The art is not great art, and it is stuck in the period in which it was painted, in part because of the nature of the commission. The depictions of America show any resilience and beauty inextricably intertwined with hardship and struggle. In its very datedness, the art on exhibit raises questions about what are society’s priorities today, how we are responding to the crisis of war, environmental devastation, and economic crisis and how we could enhance and celebrate humanity and the planet rather than continue to decimate the earth and ourselves.
According to the Friends Committee on National Legislation, approximately 43% of your 2008 taxes will pay for war. President Obama’s proposed budget has a smaller increase than previous years, but does not lower in any way military spending. I’d rather my tax dollars were buying art.

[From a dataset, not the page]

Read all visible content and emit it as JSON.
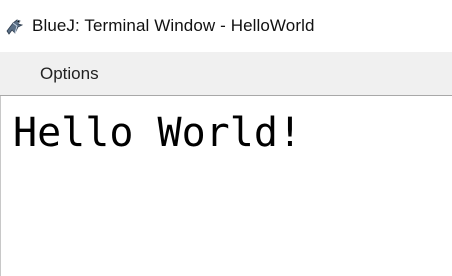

As I was doing my laundry yesterday, most of which I line-dried, I thought about the fact that I have not been to the dry cleaner in nearly a decade. This is one of the small things I have chosen in order to be a little kinder to the environment.
Some of my clothes, especially things I bought several years ago, say “dry clean only.” This includes knits made of wool, tencel, modal, or rayon (all of which are natural fibers) and linen and silk unconstructed clothing. All of these do fine with hand washing (or on the gentle cycle in the washing machine) and being hung up to dry (this also applies to cotton, button-down shirts). Of course, if it doesn’t say to dry clean then you definitely don’t need to dry clean.
Always believed the label? How was clothing made of natural fibers cleaned before there was such a thing as a dry cleaner? Think they look better or it is easier to get them dry cleaned? Think about the solvents, the plastic, the energy for the cleaning method, and whether you drive to the dry cleaners. Then make a decision.
Most things do not need to be cleaned by use of poisonous solvents (just because a solvent is “organic” or “natural” doesn’t mean it is good for the environment) and then wrapped in non-recyclable plastic to take home (many dry cleaners will take back the hangers, but will say they need to use the plastic wrap because their premises are too dusty for your clothes to stay clean outside the plastic wrapper).
So look for clothes that say “gentle wash, line dry” instead of “dry clean only.” If it says “dry clean only” think about whether it really applies. It will not apply for a wool sweater, most knits, or unlined clothes. A business suit — yes, it won’t keep its shape unless you dry clean. Do you really need to wear a business suit? Will a choice not to wear a suit impact whether some people think you are truly “professional”? Possibly. If you decide you need to wear a suit regularly, how many times can you wear it before taking it to the dry cleaners?
PS. Don’t experiment with things that are new and expensive. Try it on older clothes and discover whether you need to believe everything you read.
why I did not post an entry about the sixth anniversary of the war in Iraq? I obviously care deeply about the need to end the war and to address the tragic aftermath at home and abroad. So why choose not to mark an anniversary? Why instead of marking a dire anniversary, celebrate spring? Sometimes, by celebrating something small in the midst of a crisis, we can give ourselves the grounding and energy to work harder to bring more light and to seek to end needless suffering.
Magnolias in bloom, cherry trees turning dark pink on their way to pale pink. The great unveiling that is spring in DC has begun! Sri!